* **Your instructions**:
Scan the records for the string "title", then copy each line that has it.

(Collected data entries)
###

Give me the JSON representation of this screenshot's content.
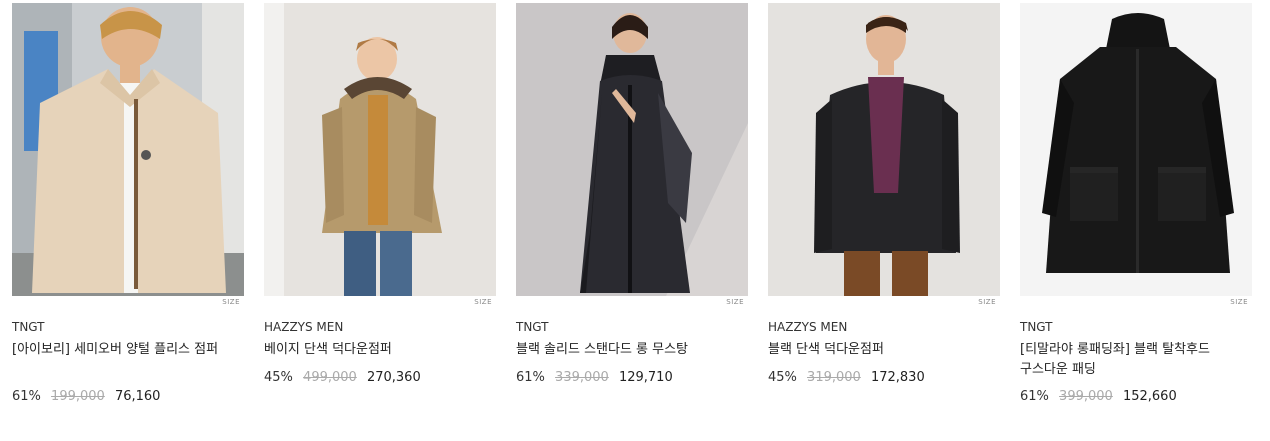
{
  "products": [
    {
      "brand": "TNGT",
      "name": "[아이보리] 세미오버 양털 플리스 점퍼",
      "discount": "61%",
      "original_price": "199,000",
      "price": "76,160",
      "size_tag": "SIZE",
      "image_desc": "model wearing ivory fleece jacket"
    },
    {
      "brand": "HAZZYS MEN",
      "name": "베이지 단색 덕다운점퍼",
      "discount": "45%",
      "original_price": "499,000",
      "price": "270,360",
      "size_tag": "SIZE",
      "image_desc": "model wearing beige hooded down jacket"
    },
    {
      "brand": "TNGT",
      "name": "블랙 솔리드 스탠다드 롱 무스탕",
      "discount": "61%",
      "original_price": "339,000",
      "price": "129,710",
      "size_tag": "SIZE",
      "image_desc": "model wearing black long shearling coat"
    },
    {
      "brand": "HAZZYS MEN",
      "name": "블랙 단색 덕다운점퍼",
      "discount": "45%",
      "original_price": "319,000",
      "price": "172,830",
      "size_tag": "SIZE",
      "image_desc": "model wearing black quilted down jacket"
    },
    {
      "brand": "TNGT",
      "name": "[티말라야 롱패딩좌] 블랙 탈착후드 구스다운 패딩",
      "discount": "61%",
      "original_price": "399,000",
      "price": "152,660",
      "size_tag": "SIZE",
      "image_desc": "black hooded long goose down parka"
    }
  ]
}
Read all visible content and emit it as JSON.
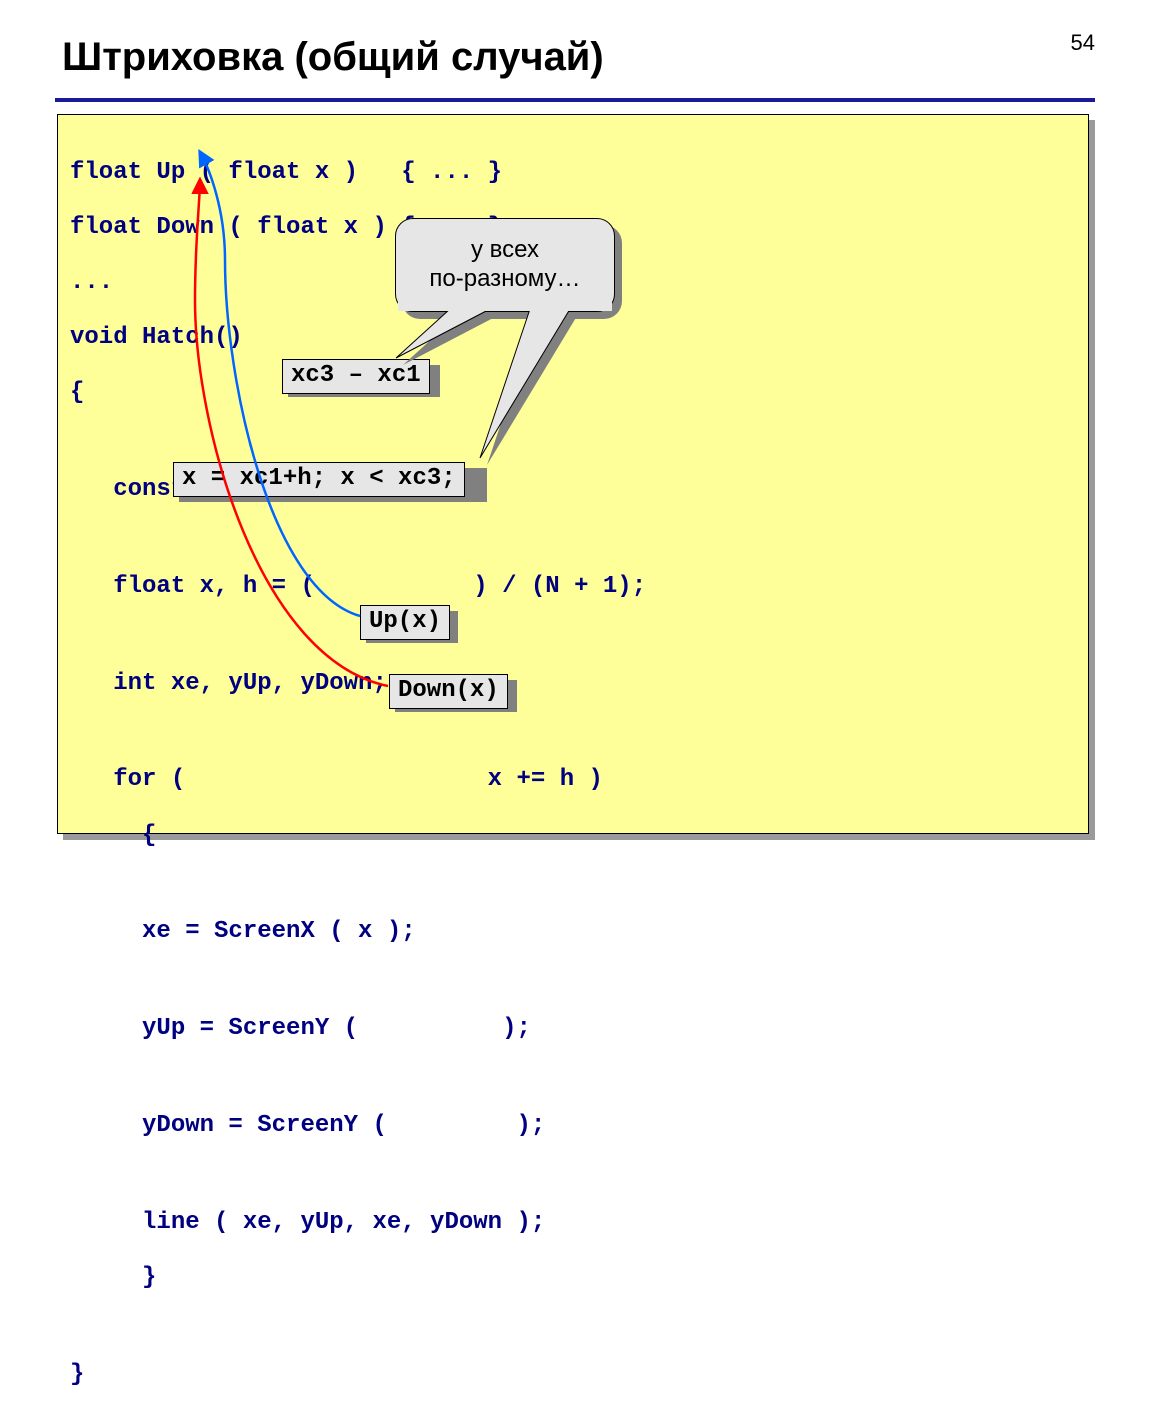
{
  "pageNumber": "54",
  "title": "Штриховка (общий случай)",
  "code": {
    "l1": "float Up ( float x )   { ... }",
    "l2": "float Down ( float x ) { ... }",
    "l3": "...",
    "l4": "void Hatch()",
    "l5": "{",
    "l6": "   const N = 10;",
    "l7": "   float x, h = (           ) / (N + 1);",
    "l8": "   int xe, yUp, yDown;",
    "l9a": "   for ( ",
    "l9b": " x += h )",
    "l10": "     {",
    "l11": "     xe = ScreenX ( x );",
    "l12": "     yUp = ScreenY ( ",
    "l12b": "   );",
    "l13": "     yDown = ScreenY ( ",
    "l13b": " );",
    "l14": "     line ( xe, yUp, xe, yDown );",
    "l15": "     }",
    "l16": "}"
  },
  "chips": {
    "xc": "xc3 – xc1",
    "forCond": "x = xc1+h; x < xc3;",
    "up": "Up(x)",
    "down": "Down(x)"
  },
  "bubble": "у всех\nпо-разному…"
}
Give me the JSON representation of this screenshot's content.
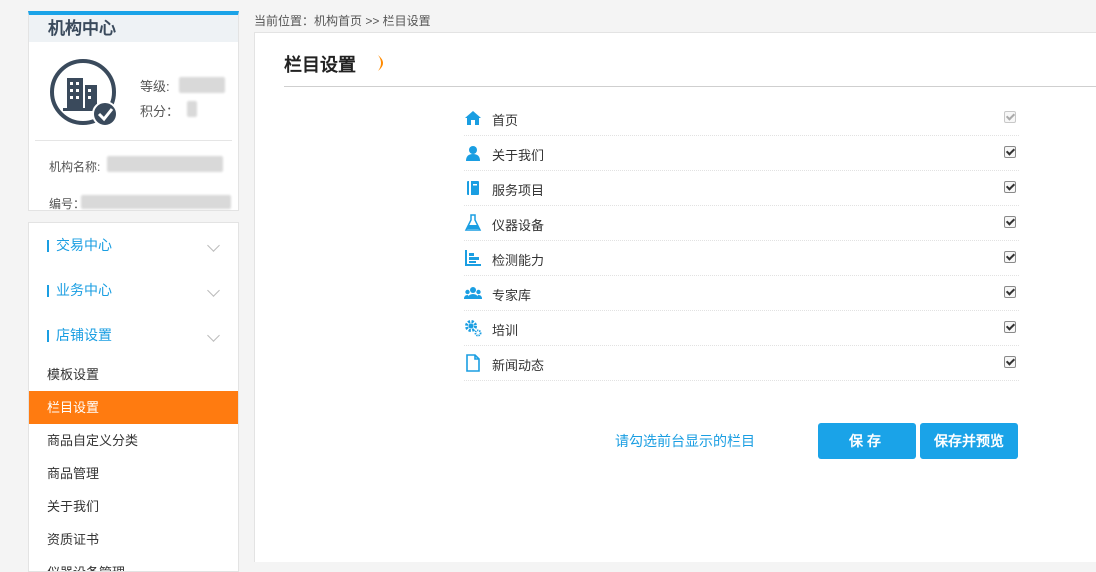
{
  "breadcrumb": "当前位置：机构首页 >> 栏目设置",
  "profile": {
    "title": "机构中心",
    "level_label": "等级:",
    "points_label": "积分：",
    "name_label": "机构名称:",
    "code_label": "编号："
  },
  "nav": {
    "groups": [
      {
        "label": "交易中心"
      },
      {
        "label": "业务中心"
      },
      {
        "label": "店铺设置"
      }
    ],
    "items": [
      {
        "label": "模板设置"
      },
      {
        "label": "栏目设置"
      },
      {
        "label": "商品自定义分类"
      },
      {
        "label": "商品管理"
      },
      {
        "label": "关于我们"
      },
      {
        "label": "资质证书"
      },
      {
        "label": "仪器设备管理"
      }
    ]
  },
  "main": {
    "title": "栏目设置",
    "columns": [
      {
        "label": "首页",
        "icon": "home-icon",
        "checked": true,
        "disabled": true
      },
      {
        "label": "关于我们",
        "icon": "user-icon",
        "checked": true,
        "disabled": false
      },
      {
        "label": "服务项目",
        "icon": "book-icon",
        "checked": true,
        "disabled": false
      },
      {
        "label": "仪器设备",
        "icon": "flask-icon",
        "checked": true,
        "disabled": false
      },
      {
        "label": "检测能力",
        "icon": "bar-chart-icon",
        "checked": true,
        "disabled": false
      },
      {
        "label": "专家库",
        "icon": "group-icon",
        "checked": true,
        "disabled": false
      },
      {
        "label": "培训",
        "icon": "gears-icon",
        "checked": true,
        "disabled": false
      },
      {
        "label": "新闻动态",
        "icon": "document-icon",
        "checked": true,
        "disabled": false
      }
    ],
    "hint": "请勾选前台显示的栏目",
    "save_label": "保存",
    "save_preview_label": "保存并预览"
  },
  "colors": {
    "accent": "#1aa3e8",
    "active_nav": "#ff7b10"
  }
}
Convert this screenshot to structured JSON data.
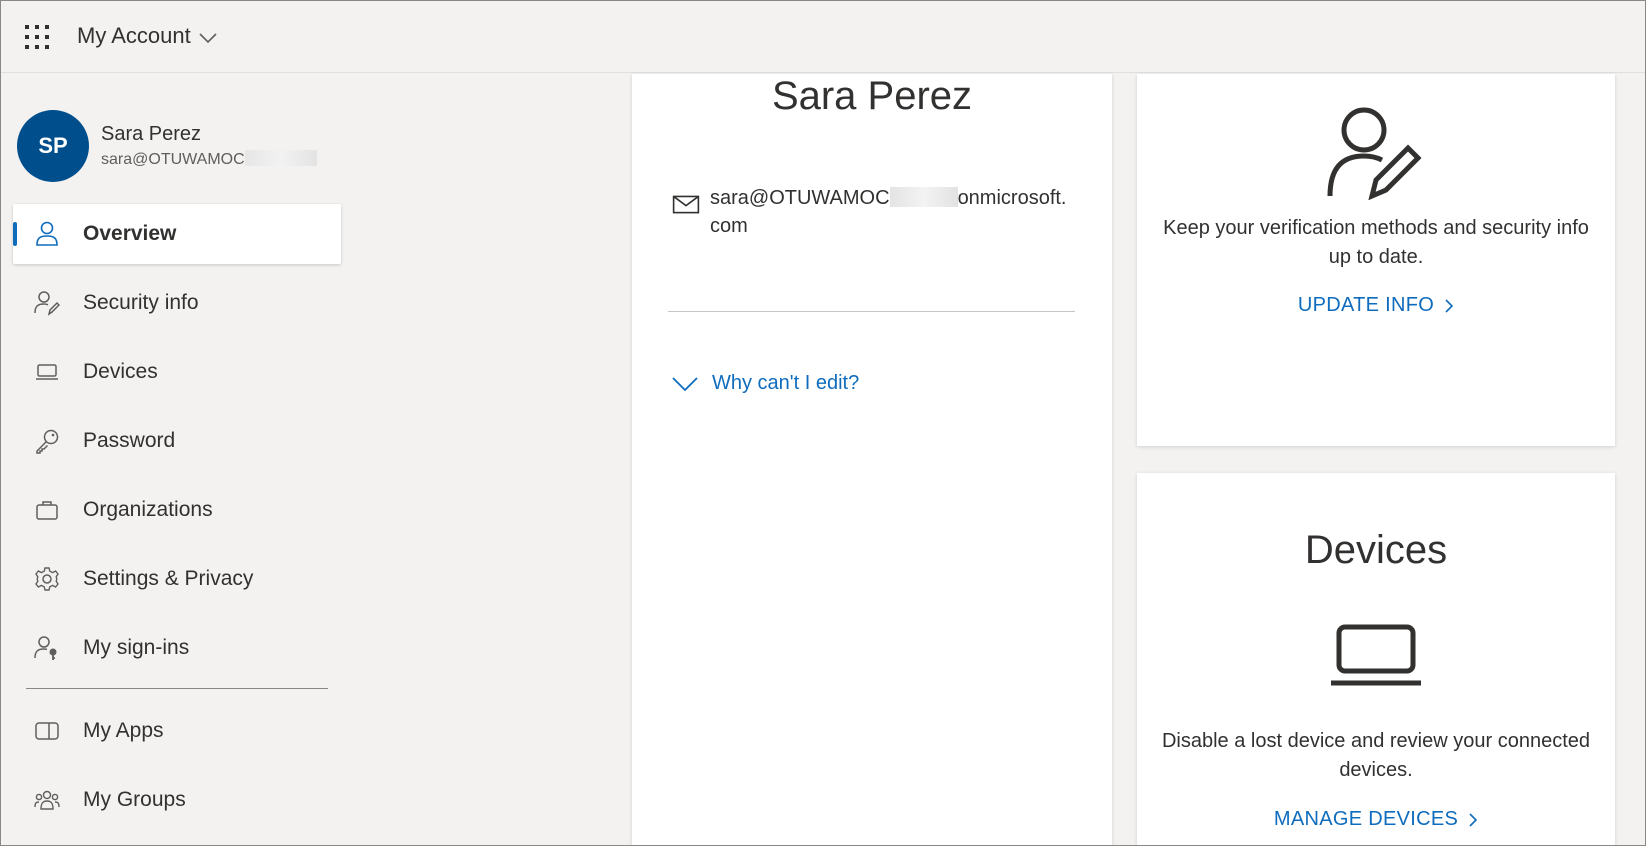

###

* **Result of the exercise**:
  "title": "Штриховка (общий случай)",
    "title": "机构中心",
    "title": "栏目设置",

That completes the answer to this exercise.